- Are you more susceptible to MRSA once you have had it?
- Why do I keep getting MRSA?
- Does MRSA stay in your system forever?
- What percentage of MRSA patients die?
- Can you get rid of MRSA permanently?
- What kills MRSA naturally?
- Can you kiss someone with MRSA?
- Can MRSA live in washing machine?
- Can your immune system fight off MRSA?
- How can I boost my immune system to fight staph?
- Is it OK to be around someone with MRSA?
- How long is MRSA contagious?
Are you more susceptible to MRSA once you have had it?
Even if active infections go away, you can still have MRSA bacteria on your skin and in your nose.
This means you are now a carrier of MRSA.
You may not get sick or have any more skin infections, but you can spread MRSA to others..
Why do I keep getting MRSA?
Anyone can get MRSA. You can get MRSA by touching surfaces or skin contaminated with the bacteria. Washing your hands often reduces your chances of getting MRSA. MRSA can live on surfaces and objects for months.
Does MRSA stay in your system forever?
Will I always have MRSA? Many people with active infections are treated effectively, and no longer have MRSA. However, sometimes MRSA goes away after treatment and comes back several times. If MRSA infections keep coming back again and again, your doctor can help you figure out the reasons you keep getting them.
What percentage of MRSA patients die?
After excluding mortality that occurred in the first 30 days, the researchers found that the mortality rate at 1 year was 17.8%, mainly because of MRSA infection (in 28% of the cases), followed by cancer (in 16% of cases) and secondary infections and unspecified sepsis (in 4% of cases).
Can you get rid of MRSA permanently?
Yes, an individual may get rid of MRSA completely by following the prescription given by doctors strictly. MRSA can be treated with powerful antibiotics, nose ointments, and other therapies. Incision and drainage remain the primary treatment option for MRSA related skin infections.
What kills MRSA naturally?
One study showed that apple cider vinegar can be effective in killing bacteria that is responsible for MRSA. This means that you may be able to use apple cider vinegar in aiding the treatment of a bacterial infection such as MRSA.
Can you kiss someone with MRSA?
Your saliva typically protects you against bacteria in your partner’s saliva. (There will be more bacteria when oral hygiene is poor.) But one bacteria that can be transmitted is MRSA, the serious staph infection. Also, if you have a cold sore, kissing someone can spread the herpes 1 virus.
Can MRSA live in washing machine?
However, Staphylococcus aureus (also known as MRSA) has the potential to live in washing machines, as well as other parts of the home. It can cause impetigo (a highly contagious bacterial skin infection) and other types of rashes and is antibiotic resistant, Tetro points out.
Can your immune system fight off MRSA?
In healthy people, the body’s natural immune defenses typically keep CA-MRSA infections in the skin, and appropriate antibiotics can effectively treat them. However, patients who are immunocompromised have difficulty fighting the bacteria, which can become invasive and cause life-threating infections.

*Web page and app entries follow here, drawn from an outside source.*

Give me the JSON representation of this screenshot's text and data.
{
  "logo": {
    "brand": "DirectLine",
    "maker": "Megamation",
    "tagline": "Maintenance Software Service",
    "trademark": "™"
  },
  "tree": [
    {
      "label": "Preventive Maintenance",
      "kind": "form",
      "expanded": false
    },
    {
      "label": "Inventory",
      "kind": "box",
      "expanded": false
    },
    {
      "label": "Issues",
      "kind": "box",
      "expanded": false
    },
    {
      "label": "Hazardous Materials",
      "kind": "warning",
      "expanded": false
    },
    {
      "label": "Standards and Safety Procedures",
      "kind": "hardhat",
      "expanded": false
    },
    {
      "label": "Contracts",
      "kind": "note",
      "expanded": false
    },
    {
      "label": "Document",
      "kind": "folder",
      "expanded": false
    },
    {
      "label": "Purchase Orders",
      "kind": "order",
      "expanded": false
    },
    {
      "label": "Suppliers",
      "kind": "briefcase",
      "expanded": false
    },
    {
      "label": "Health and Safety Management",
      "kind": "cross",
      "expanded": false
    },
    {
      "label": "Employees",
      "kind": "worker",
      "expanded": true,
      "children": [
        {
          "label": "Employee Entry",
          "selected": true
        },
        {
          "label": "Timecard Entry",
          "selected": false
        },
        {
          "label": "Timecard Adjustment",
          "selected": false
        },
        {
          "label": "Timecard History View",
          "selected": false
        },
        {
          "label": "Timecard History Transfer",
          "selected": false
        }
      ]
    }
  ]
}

How can I boost my immune system to fight staph?
Researchers treated mice and human blood cells in lab dishes with a hefty dose of vitamin B3 and found that the ability of immune system cells to fight a staph infection was increased a thousandfold. In particular, the vitamin helped treat staph infections that are resistant to antibiotics, they said. .
Is it OK to be around someone with MRSA?
If you have MRSA, it can be spread to a visitor if you have contact with their skin, especially if it’s sore or broken, or if they handle personal items you have used, such as towels, bandages or razors. Visitors can also catch MRSA from contaminated surfaces or hospital devices or items.
How long is MRSA contagious?
As long as there are viable MRSA bacteria in or on an individual who is colonized with these bacteria or infected with the organisms, MRSA is contagious. Consequently, a person colonized with MRSA (one who has the organism normally present in or on the body) may be contagious for an indefinite period of time.